Kate has mentioned that Jack’s death was her fault, and we saw her get emotional about revisiting the idea of a getting a dog. We spent a lot of time on the dog last night. Fans are theorizing that he goes back to rescue the dog. What can you say? What kind of connection should be drawing?
We didn’t shy from it. That was a big part of the information that was given last night. And then people have theorized, as they have before, that the dog plays a big part in her self-blame about the incident. All we know as an audience right now is when we left Jack shutting down the house, the dog is downstairs in his little bed and everybody else is upstairs — Jack, Rebecca, Kate, Randall; Kevin is out with Sophie — and the stage is set now for when we come into the next episode. We know that the dog plays a part — somehow.
Kevin is carrying around a lot of guilt about Jack’s death, and now we know why; they never made up from that fight. Given his broken leg, though, shouldn’t Kevin feel grateful that he wasn’t in the house that night, because he probably wouldn’t be alive, either?

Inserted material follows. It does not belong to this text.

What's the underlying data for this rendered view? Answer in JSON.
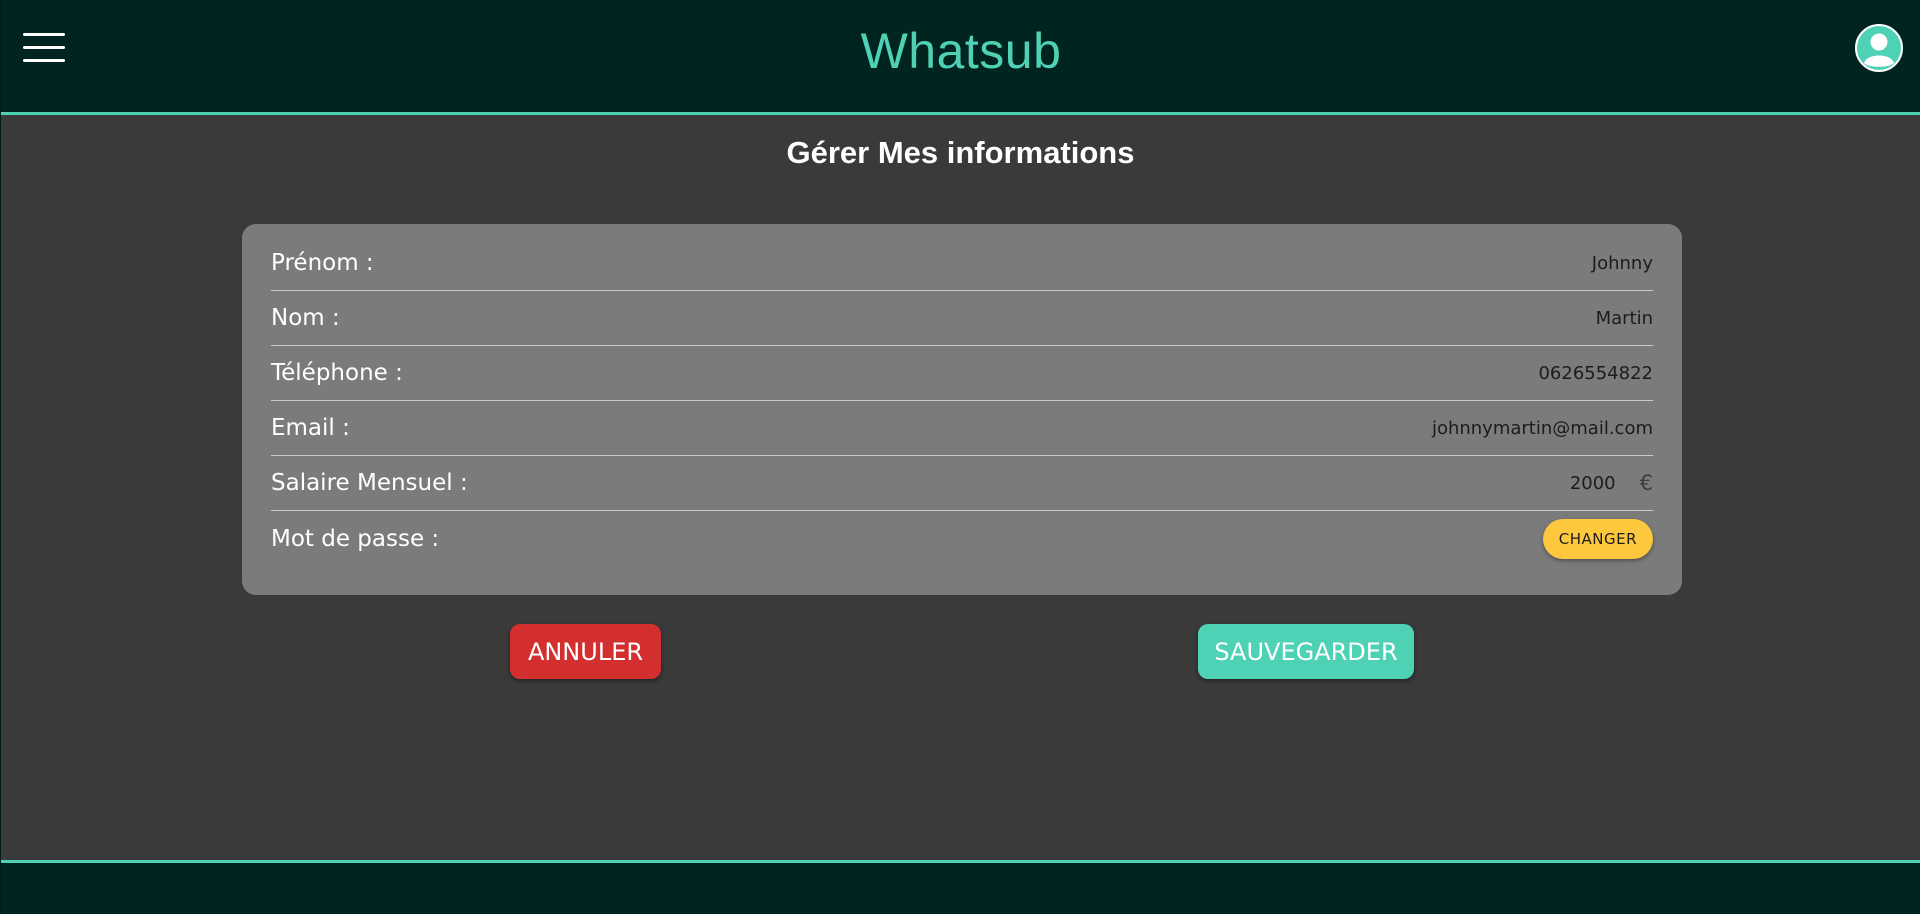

Yeah, and also keep in mind that he sleeps in the basement – that’s where the fire started was on the lower level. I think that Kevin’s ultimate baggage is about, yes, he had this loaded uncomfortable moment with his father right before he left. He didn’t get any kind of closure. But if you think about Kevin’s character now and where he’s been and what he experiences whenever he talks about his father, it’s interesting to think beyond the final moment he had with Jack. He is the only member of the five-person Pearson family that didn’t experience this colossal [moment], and regardless of what comes out of it next week, that in and of itself is a big, big deal. Even if they had had the loveliest goodbye of all-time — when you think about now starting to look back at other episodes where he’s felt like the “fifth wheel” of this family, is there ever more of a definitive barometer for that than the fact that in the biggest thing to ever happen to this family, he was the one person who wasn’t present, even if it was horrific.

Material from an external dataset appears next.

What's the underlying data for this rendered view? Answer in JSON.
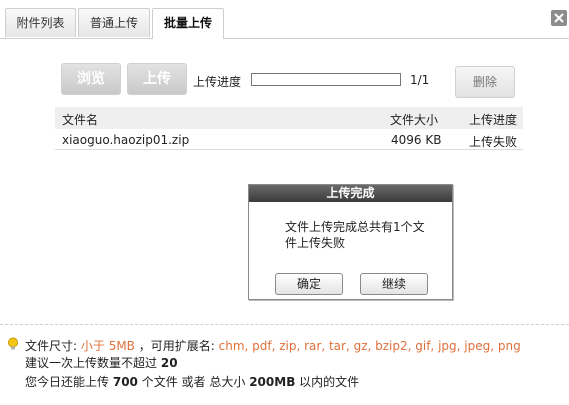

That’s part of what excites me about the next chapter of the show. We have a lot more to learn about Jack; this show goes in really, really interesting and surprising directions. But as an audience member, you always watch the show knowing that he passes away at some point and that makes it extra loaded and sad, but there’s also this mystery of how did he die, when did he die, what were the state of relationships when he died? Once you know all of that and you go back to those 10-year-old kids and just a normal episode touching on Jack, they become different in a way that was always part of my instinct about my show. Not just more emotional or more touching or sadder, but different because you now know everything about where this family is heading, but you’re watching them before or after the storm. That is a different way to peel back, and suddenly you can look at old episodes in a different way.
What are your words of advice for the PR team at Crock-Pot today?

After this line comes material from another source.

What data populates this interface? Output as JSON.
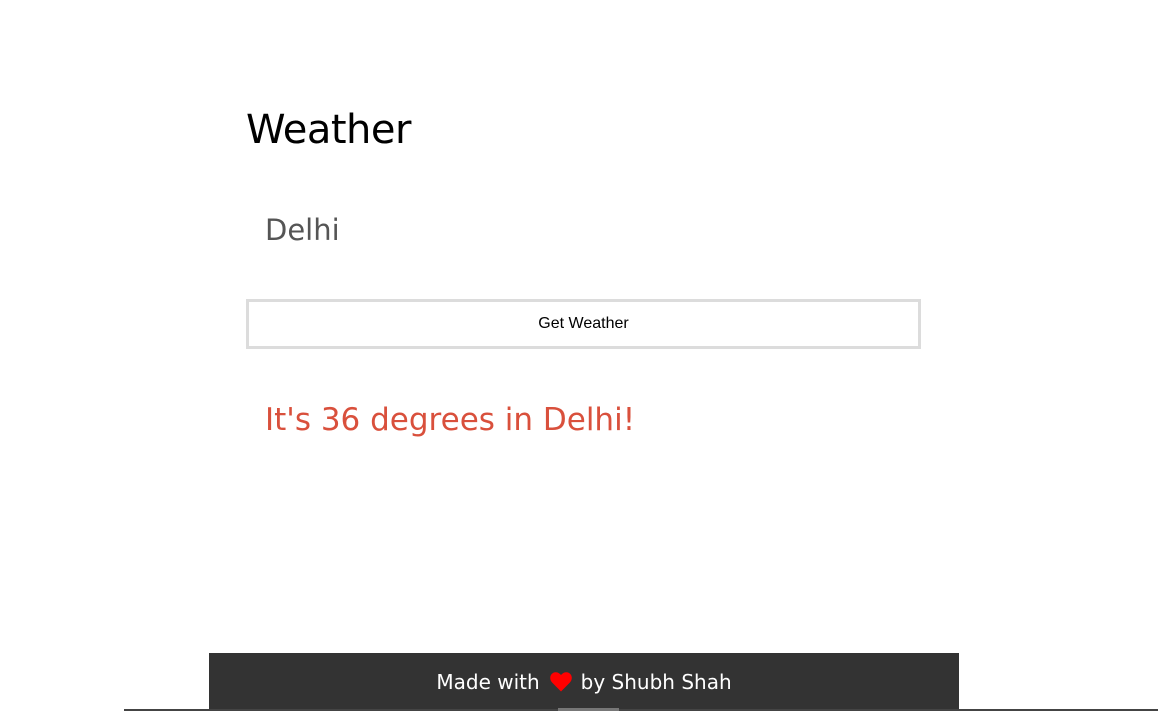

I just literally just sent out a tweet — because I was reading this morning the reactions to the episode — reminding everybody that this was a fictional Crock-Pot with a faulty switch that was 20 years old. So, I don’t think the entire Crock-Pot community should be blamed for this.